Employee Involvement

HLC ExpectationInvolving staff in planning in meaningful ways was a primary objective of all of the deliberations and resulting actions. In-service and workshop days involved all staff in common activities. Employees also participated within existing committees, by responding to surveys, and as volunteers in response to specific project needs. Although initial efforts were administratively driven, great efforts were made to obtain broad input from SVCC staff and to avoid another administratively designed system. A number of efforts were taken to obtain employee input Reference:

  • November/December 2003, an environmental scan examined student trends, departmental needs and organizational effectiveness in two parts. All staff were encouraged to attend one of several meetings to discuss these issues. Each meeting was facilitated by a different individual or pair of staff members. Employees were also asked to complete a written survey on the same topics.
  • October 2004, an internal scan survey was conducted by the Internal Review Team as a part of the SWOT Analysis, which asked staff to identify the strengths and weaknesses of their respective departments and of the College. Departments were asked to respond to their respective weaknesses. The survey identified a number of College strengths and weaknesses and resulted in a communications survey that was administered in November.
  • November 2004, a communications survey was administered to all staff by the Internal Review Team, to probe the communication weaknesses identified in the prior survey. The results were considered by the Internal Review Team as a part of the SWOT Analysis. Reference
  • August 2005, a staff survey was conducted as a follow-up to the fall 2004 surveys to determine if the strengths and weaknesses identified during the previous year had improved or deteriorated.
In 2003, disciplines were grouped into nine academic areas for assessment and planning purposes: communications, physical and natural sciences; health; social and behavioral sciences; business; humanities; mathematics; human services; technology. The role of a faculty leader in each area was identified and explored. During the summer of 2004, Area Facilitator positions were created to promote discussion and improve communication among faculty, committees, and administration.

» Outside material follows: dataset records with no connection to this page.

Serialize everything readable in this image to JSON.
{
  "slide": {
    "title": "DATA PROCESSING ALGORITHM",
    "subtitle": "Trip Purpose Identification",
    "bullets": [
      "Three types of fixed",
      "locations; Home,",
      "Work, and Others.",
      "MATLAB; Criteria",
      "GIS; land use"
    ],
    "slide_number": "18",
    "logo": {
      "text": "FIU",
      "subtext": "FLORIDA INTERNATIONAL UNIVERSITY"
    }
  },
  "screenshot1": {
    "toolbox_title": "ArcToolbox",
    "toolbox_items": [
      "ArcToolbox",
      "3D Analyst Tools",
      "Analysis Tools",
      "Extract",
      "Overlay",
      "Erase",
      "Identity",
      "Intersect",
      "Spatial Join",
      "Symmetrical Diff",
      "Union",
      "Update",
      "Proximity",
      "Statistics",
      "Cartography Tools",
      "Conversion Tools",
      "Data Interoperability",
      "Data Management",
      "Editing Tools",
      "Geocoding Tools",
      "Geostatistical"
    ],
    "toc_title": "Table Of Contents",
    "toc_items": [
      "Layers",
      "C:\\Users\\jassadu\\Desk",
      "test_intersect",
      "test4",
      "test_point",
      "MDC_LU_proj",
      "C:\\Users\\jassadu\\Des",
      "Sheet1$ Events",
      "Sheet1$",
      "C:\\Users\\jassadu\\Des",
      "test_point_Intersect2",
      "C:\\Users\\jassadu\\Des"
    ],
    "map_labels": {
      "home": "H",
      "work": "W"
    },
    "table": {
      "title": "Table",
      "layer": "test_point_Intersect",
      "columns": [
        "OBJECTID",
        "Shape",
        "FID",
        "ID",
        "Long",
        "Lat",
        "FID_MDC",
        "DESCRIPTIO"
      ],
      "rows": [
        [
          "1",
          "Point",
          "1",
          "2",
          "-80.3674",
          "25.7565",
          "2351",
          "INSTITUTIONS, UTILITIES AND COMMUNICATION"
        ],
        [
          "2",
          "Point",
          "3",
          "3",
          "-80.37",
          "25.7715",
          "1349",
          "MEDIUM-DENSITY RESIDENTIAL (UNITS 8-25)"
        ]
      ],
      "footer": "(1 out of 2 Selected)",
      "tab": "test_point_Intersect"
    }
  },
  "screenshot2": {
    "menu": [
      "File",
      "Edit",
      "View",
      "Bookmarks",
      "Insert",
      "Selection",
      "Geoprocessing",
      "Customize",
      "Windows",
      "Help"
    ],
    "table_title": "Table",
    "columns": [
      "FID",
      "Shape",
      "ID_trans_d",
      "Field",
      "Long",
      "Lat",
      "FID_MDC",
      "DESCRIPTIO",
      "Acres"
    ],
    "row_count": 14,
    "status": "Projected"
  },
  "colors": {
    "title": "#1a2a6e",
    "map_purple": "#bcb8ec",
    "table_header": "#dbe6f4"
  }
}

The College viewed the work of the area facilitators as being important enough that facilitators, selected from full-time faculty in each of the nine academic areas, were compensated through either stipends or release time.

Leader Profile